Boise State has nine interceptions on the season and 10 fumbles.
UNLV’s quarterback, redshirt freshman Nick Sherry (6’5”, 235 .lbs), has thrown eight interceptions on the season and the Rebels have lost one fumble. The Rebels are averaging 253 yards passing per game and 160.6 yards rushing.
Apply the Pressure
Generating turnovers is only one part of the equation.
While Sherry has not been as pass-happy in conference matchups, the Bronco secondary can expect him to try to light them up Saturday. The Rebels have 11 touchdown passes and 12 rushing touchdowns on the season.
His favorite targets are Marcus Sullivan and Devante Davis.
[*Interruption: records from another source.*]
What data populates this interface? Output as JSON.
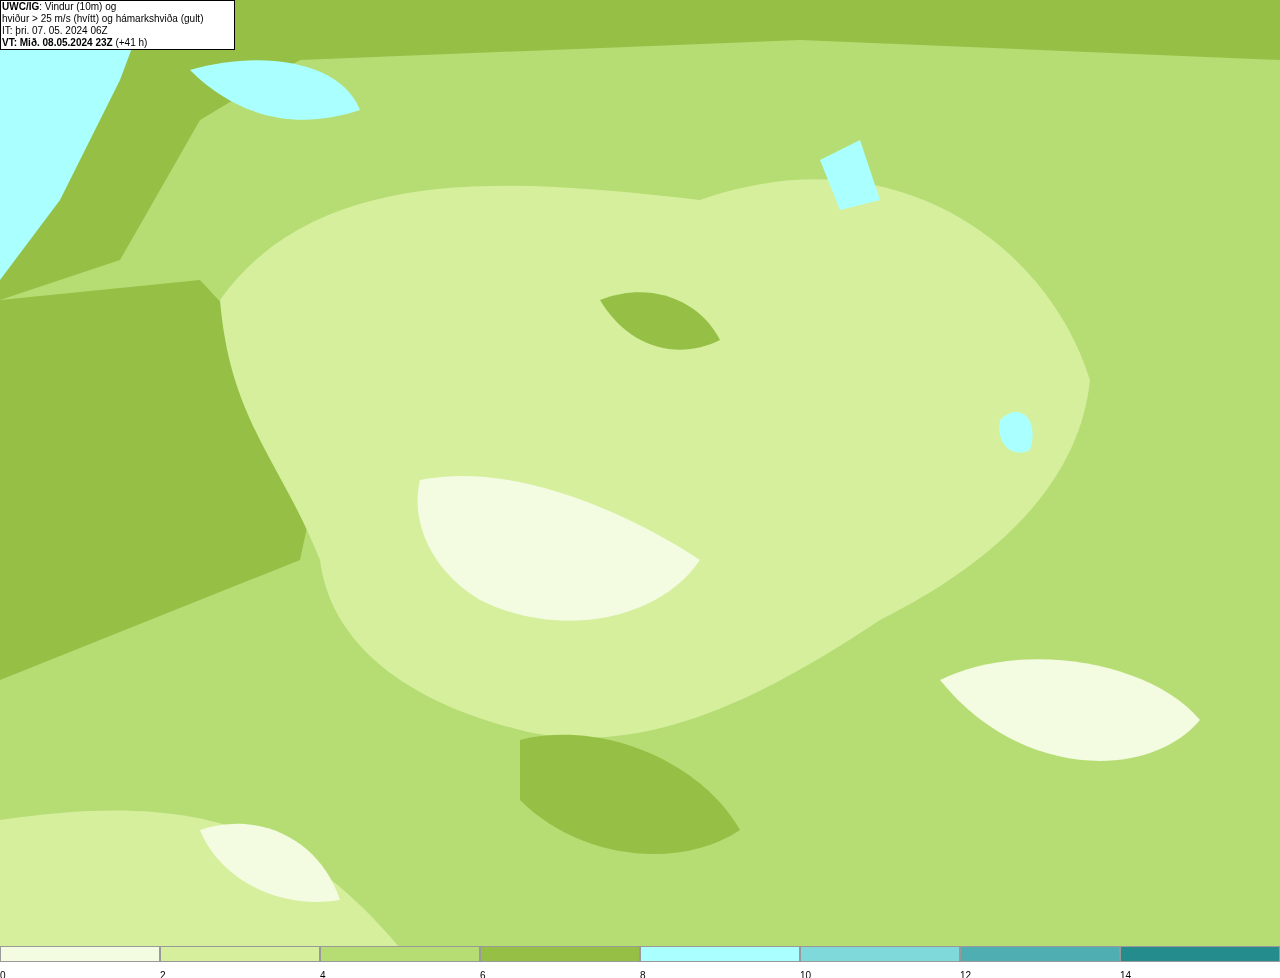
{
  "legend": {
    "lines": [
      "**UWC/IG**: Vindur (10m) og",
      "hviður > 25 m/s (hvítt) og hámarkshviða (gult)",
      "IT: þri. 07. 05. 2024 06Z",
      "**VT: Mið. 08.05.2024 23Z** (+41 h)"
    ]
  },
  "colorbar": {
    "bins": [
      {
        "label": "0",
        "color": "#f3fbe0"
      },
      {
        "label": "2",
        "color": "#d5ef9d"
      },
      {
        "label": "4",
        "color": "#b6dc74"
      },
      {
        "label": "6",
        "color": "#95bf45"
      },
      {
        "label": "8",
        "color": "#aaffff"
      },
      {
        "label": "10",
        "color": "#7fd8da"
      },
      {
        "label": "12",
        "color": "#4faeb2"
      },
      {
        "label": "14",
        "color": "#248c8c"
      }
    ]
  }
}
Sullivan is a 5’9”, 195-pound sophomore wideout while Davis is a 6’3”, 200 .lbs sophomore. They have combined for 69 receptions, 964 yards (a 13.97 yards per-catch average) and six touchdowns.
Boise State has to get to the quarterback, apply the pressure and hurry his passes. Boise State’s defense has 14 sacks on the season, led by Demarcus Lawrence with 5.5 sacks. The Broncos have recorded a total of 31 tackles for 130 yards in losses.
Tim Cornett, a 6’0", 210-pound junior running back, leads the Rebels, averaging 106.7 yards per game. He averages 5.1 yards per carry, has broken a long run of 76 yards and has five rushing touchdowns.
Fresno State, on the first possession of this past Saturday’s game, found out what Boise State fans bring to the game—a lot of noise. Bulldogs Derek Carr was flagged for delay of game simply because his teammates couldn’t hear him trying to change the play at the line of scrimmage.
Boise State’s special teams pinned the Bulldogs back deep in their own end for most of the game, and that allowed the crowd in the end zones to get a bit closer and create some havoc.
Since 2000, the Broncos are also 72-2 when playing on the blue turf of Bronco Stadium. One of those loses was in 2011 to TCU, which beat the Broncos, 36-35.
One other interesting note: Since a loss to Rice on Oct. 6, 2001, Boise State has gone 45-0 in the month of October.